== Exercise directions ==
All of the records below should be output exactly.

##### Records for the task

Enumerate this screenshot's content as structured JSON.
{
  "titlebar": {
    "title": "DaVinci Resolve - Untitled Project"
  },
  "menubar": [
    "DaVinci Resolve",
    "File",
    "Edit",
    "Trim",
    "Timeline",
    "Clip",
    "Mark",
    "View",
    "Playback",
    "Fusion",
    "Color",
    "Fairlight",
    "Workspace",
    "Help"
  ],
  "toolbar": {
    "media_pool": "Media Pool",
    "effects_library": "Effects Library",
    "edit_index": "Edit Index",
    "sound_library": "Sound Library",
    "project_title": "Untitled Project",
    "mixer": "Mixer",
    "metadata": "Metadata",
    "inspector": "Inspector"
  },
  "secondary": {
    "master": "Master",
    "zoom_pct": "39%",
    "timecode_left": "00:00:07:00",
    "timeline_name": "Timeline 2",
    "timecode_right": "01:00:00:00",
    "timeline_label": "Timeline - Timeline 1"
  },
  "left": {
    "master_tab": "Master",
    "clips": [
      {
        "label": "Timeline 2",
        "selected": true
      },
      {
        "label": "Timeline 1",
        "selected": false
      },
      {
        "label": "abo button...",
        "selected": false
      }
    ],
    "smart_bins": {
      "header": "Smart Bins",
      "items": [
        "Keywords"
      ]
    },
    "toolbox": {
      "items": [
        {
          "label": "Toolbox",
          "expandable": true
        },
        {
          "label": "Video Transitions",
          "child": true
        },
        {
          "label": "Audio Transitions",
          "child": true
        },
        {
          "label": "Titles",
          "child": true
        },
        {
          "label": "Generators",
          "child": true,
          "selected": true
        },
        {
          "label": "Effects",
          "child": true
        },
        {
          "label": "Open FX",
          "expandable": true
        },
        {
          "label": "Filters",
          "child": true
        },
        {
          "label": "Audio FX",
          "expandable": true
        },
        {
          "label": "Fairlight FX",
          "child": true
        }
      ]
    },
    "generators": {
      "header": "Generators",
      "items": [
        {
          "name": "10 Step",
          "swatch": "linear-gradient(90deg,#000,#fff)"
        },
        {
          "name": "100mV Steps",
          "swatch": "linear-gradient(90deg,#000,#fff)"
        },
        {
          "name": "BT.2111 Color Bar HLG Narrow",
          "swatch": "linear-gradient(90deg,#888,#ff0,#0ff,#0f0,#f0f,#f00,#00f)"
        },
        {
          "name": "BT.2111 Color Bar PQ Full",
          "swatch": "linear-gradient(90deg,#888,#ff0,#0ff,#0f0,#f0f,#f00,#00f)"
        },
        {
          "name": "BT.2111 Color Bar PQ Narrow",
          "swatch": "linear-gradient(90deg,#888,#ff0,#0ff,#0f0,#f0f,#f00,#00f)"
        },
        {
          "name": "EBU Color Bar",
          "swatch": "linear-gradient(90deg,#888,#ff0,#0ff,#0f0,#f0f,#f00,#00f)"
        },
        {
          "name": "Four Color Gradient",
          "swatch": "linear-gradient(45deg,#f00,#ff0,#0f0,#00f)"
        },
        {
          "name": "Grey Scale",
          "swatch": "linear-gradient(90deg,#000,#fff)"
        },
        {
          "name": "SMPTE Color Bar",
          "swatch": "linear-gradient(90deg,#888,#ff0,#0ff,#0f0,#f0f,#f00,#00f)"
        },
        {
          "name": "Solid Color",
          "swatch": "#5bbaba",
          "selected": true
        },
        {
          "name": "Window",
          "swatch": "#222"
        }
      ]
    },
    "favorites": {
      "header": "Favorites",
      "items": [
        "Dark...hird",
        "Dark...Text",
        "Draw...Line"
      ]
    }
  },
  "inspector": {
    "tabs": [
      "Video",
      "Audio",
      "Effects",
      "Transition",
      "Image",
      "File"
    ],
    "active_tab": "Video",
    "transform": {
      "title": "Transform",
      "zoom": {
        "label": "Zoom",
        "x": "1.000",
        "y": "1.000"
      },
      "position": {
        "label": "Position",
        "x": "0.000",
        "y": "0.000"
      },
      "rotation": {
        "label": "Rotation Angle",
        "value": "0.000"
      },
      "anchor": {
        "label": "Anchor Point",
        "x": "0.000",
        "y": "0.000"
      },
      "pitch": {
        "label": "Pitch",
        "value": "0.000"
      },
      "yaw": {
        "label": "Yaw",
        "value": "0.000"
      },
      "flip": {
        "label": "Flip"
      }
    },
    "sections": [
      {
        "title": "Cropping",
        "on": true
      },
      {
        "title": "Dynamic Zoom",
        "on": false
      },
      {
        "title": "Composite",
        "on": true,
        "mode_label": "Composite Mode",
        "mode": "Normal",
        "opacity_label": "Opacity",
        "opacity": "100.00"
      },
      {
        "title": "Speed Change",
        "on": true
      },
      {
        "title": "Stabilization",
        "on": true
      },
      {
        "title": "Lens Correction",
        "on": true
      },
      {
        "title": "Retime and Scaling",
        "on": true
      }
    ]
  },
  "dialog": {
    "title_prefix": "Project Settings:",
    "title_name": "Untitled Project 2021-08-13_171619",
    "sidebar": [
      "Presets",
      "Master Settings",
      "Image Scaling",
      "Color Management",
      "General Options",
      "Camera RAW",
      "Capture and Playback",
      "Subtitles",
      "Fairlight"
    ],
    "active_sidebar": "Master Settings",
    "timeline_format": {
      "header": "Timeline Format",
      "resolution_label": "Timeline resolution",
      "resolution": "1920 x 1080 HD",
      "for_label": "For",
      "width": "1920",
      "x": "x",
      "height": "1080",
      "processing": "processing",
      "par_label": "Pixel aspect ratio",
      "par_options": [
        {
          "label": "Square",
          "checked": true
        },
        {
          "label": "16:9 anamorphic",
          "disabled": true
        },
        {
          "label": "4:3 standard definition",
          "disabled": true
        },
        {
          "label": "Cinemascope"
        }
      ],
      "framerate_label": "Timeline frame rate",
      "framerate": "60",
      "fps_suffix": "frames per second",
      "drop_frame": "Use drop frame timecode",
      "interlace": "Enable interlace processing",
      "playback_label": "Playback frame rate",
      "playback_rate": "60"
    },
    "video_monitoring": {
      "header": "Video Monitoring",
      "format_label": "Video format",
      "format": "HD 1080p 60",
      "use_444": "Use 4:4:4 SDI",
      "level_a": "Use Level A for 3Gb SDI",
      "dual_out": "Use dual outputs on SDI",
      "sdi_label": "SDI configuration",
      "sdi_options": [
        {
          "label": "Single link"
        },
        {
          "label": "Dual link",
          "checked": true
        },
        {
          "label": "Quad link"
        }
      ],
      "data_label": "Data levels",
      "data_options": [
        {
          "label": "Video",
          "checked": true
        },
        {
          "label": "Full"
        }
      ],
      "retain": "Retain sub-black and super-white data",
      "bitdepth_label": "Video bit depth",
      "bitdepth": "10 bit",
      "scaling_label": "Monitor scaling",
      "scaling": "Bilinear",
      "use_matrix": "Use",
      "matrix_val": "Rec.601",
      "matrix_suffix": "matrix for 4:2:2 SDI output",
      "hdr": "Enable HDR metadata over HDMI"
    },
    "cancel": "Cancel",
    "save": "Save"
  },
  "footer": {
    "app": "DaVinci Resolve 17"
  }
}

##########

== Written answer ==
Enumerate this screenshot's content as structured JSON.
{
  "titlebar": {
    "title": "DaVinci Resolve - Untitled Project"
  },
  "menubar": [
    "DaVinci Resolve",
    "File",
    "Edit",
    "Trim",
    "Timeline",
    "Clip",
    "Mark",
    "View",
    "Playback",
    "Fusion",
    "Color",
    "Fairlight",
    "Workspace",
    "Help"
  ],
  "toolbar": {
    "media_pool": "Media Pool",
    "effects_library": "Effects Library",
    "edit_index": "Edit Index",
    "sound_library": "Sound Library",
    "project_title": "Untitled Project",
    "mixer": "Mixer",
    "metadata": "Metadata",
    "inspector": "Inspector"
  },
  "secondary": {
    "master": "Master",
    "zoom_pct": "39%",
    "timecode_left": "00:00:07:00",
    "timeline_name": "Timeline 2",
    "timecode_right": "01:00:00:00",
    "timeline_label": "Timeline - Timeline 1"
  },
  "left": {
    "master_tab": "Master",
    "clips": [
      {
        "label": "Timeline 2",
        "selected": true
      },
      {
        "label": "Timeline 1",
        "selected": false
      },
      {
        "label": "abo button...",
        "selected": false
      }
    ],
    "smart_bins": {
      "header": "Smart Bins",
      "items": [
        "Keywords"
      ]
    },
    "toolbox": {
      "items": [
        {
          "label": "Toolbox",
          "expandable": true
        },
        {
          "label": "Video Transitions",
          "child": true
        },
        {
          "label": "Audio Transitions",
          "child": true
        },
        {
          "label": "Titles",
          "child": true
        },
        {
          "label": "Generators",
          "child": true,
          "selected": true
        },
        {
          "label": "Effects",
          "child": true
        },
        {
          "label": "Open FX",
          "expandable": true
        },
        {
          "label": "Filters",
          "child": true
        },
        {
          "label": "Audio FX",
          "expandable": true
        },
        {
          "label": "Fairlight FX",
          "child": true
        }
      ]
    },
    "generators": {
      "header": "Generators",
      "items": [
        {
          "name": "10 Step",
          "swatch": "linear-gradient(90deg,#000,#fff)"
        },
        {
          "name": "100mV Steps",
          "swatch": "linear-gradient(90deg,#000,#fff)"
        },
        {
          "name": "BT.2111 Color Bar HLG Narrow",
          "swatch": "linear-gradient(90deg,#888,#ff0,#0ff,#0f0,#f0f,#f00,#00f)"
        },
        {
          "name": "BT.2111 Color Bar PQ Full",
          "swatch": "linear-gradient(90deg,#888,#ff0,#0ff,#0f0,#f0f,#f00,#00f)"
        },
        {
          "name": "BT.2111 Color Bar PQ Narrow",
          "swatch": "linear-gradient(90deg,#888,#ff0,#0ff,#0f0,#f0f,#f00,#00f)"
        },
        {
          "name": "EBU Color Bar",
          "swatch": "linear-gradient(90deg,#888,#ff0,#0ff,#0f0,#f0f,#f00,#00f)"
        },
        {
          "name": "Four Color Gradient",
          "swatch": "linear-gradient(45deg,#f00,#ff0,#0f0,#00f)"
        },
        {
          "name": "Grey Scale",
          "swatch": "linear-gradient(90deg,#000,#fff)"
        },
        {
          "name": "SMPTE Color Bar",
          "swatch": "linear-gradient(90deg,#888,#ff0,#0ff,#0f0,#f0f,#f00,#00f)"
        },
        {
          "name": "Solid Color",
          "swatch": "#5bbaba",
          "selected": true
        },
        {
          "name": "Window",
          "swatch": "#222"
        }
      ]
    },
    "favorites": {
      "header": "Favorites",
      "items": [
        "Dark...hird",
        "Dark...Text",
        "Draw...Line"
      ]
    }
  },
  "inspector": {
    "tabs": [
      "Video",
      "Audio",
      "Effects",
      "Transition",
      "Image",
      "File"
    ],
    "active_tab": "Video",
    "transform": {
      "title": "Transform",
      "zoom": {
        "label": "Zoom",
        "x": "1.000",
        "y": "1.000"
      },
      "position": {
        "label": "Position",
        "x": "0.000",
        "y": "0.000"
      },
      "rotation": {
        "label": "Rotation Angle",
        "value": "0.000"
      },
      "anchor": {
        "label": "Anchor Point",
        "x": "0.000",
        "y": "0.000"
      },
      "pitch": {
        "label": "Pitch",
        "value": "0.000"
      },
      "yaw": {
        "label": "Yaw",
        "value": "0.000"
      },
      "flip": {
        "label": "Flip"
      }
    },
    "sections": [
      {
        "title": "Cropping",
        "on": true
      },
      {
        "title": "Dynamic Zoom",
        "on": false
      },
      {
        "title": "Composite",
        "on": true,
        "mode_label": "Composite Mode",
        "mode": "Normal",
        "opacity_label": "Opacity",
        "opacity": "100.00"
      },
      {
        "title": "Speed Change",
        "on": true
      },
      {
        "title": "Stabilization",
        "on": true
      },
      {
        "title": "Lens Correction",
        "on": true
      },
      {
        "title": "Retime and Scaling",
        "on": true
      }
    ]
  },
  "dialog": {
    "title_prefix": "Project Settings:",
    "title_name": "Untitled Project 2021-08-13_171619",
    "sidebar": [
      "Presets",
      "Master Settings",
      "Image Scaling",
      "Color Management",
      "General Options",
      "Camera RAW",
      "Capture and Playback",
      "Subtitles",
      "Fairlight"
    ],
    "active_sidebar": "Master Settings",
    "timeline_format": {
      "header": "Timeline Format",
      "resolution_label": "Timeline resolution",
      "resolution": "1920 x 1080 HD",
      "for_label": "For",
      "width": "1920",
      "x": "x",
      "height": "1080",
      "processing": "processing",
      "par_label": "Pixel aspect ratio",
      "par_options": [
        {
          "label": "Square",
          "checked": true
        },
        {
          "label": "16:9 anamorphic",
          "disabled": true
        },
        {
          "label": "4:3 standard definition",
          "disabled": true
        },
        {
          "label": "Cinemascope"
        }
      ],
      "framerate_label": "Timeline frame rate",
      "framerate": "60",
      "fps_suffix": "frames per second",
      "drop_frame": "Use drop frame timecode",
      "interlace": "Enable interlace processing",
      "playback_label": "Playback frame rate",
      "playback_rate": "60"
    },
    "video_monitoring": {
      "header": "Video Monitoring",
      "format_label": "Video format",
      "format": "HD 1080p 60",
      "use_444": "Use 4:4:4 SDI",
      "level_a": "Use Level A for 3Gb SDI",
      "dual_out": "Use dual outputs on SDI",
      "sdi_label": "SDI configuration",
      "sdi_options": [
        {
          "label": "Single link"
        },
        {
          "label": "Dual link",
          "checked": true
        },
        {
          "label": "Quad link"
        }
      ],
      "data_label": "Data levels",
      "data_options": [
        {
          "label": "Video",
          "checked": true
        },
        {
          "label": "Full"
        }
      ],
      "retain": "Retain sub-black and super-white data",
      "bitdepth_label": "Video bit depth",
      "bitdepth": "10 bit",
      "scaling_label": "Monitor scaling",
      "scaling": "Bilinear",
      "use_matrix": "Use",
      "matrix_val": "Rec.601",
      "matrix_suffix": "matrix for 4:2:2 SDI output",
      "hdr": "Enable HDR metadata over HDMI"
    },
    "cancel": "Cancel",
    "save": "Save"
  },
  "footer": {
    "app": "DaVinci Resolve 17"
  }
}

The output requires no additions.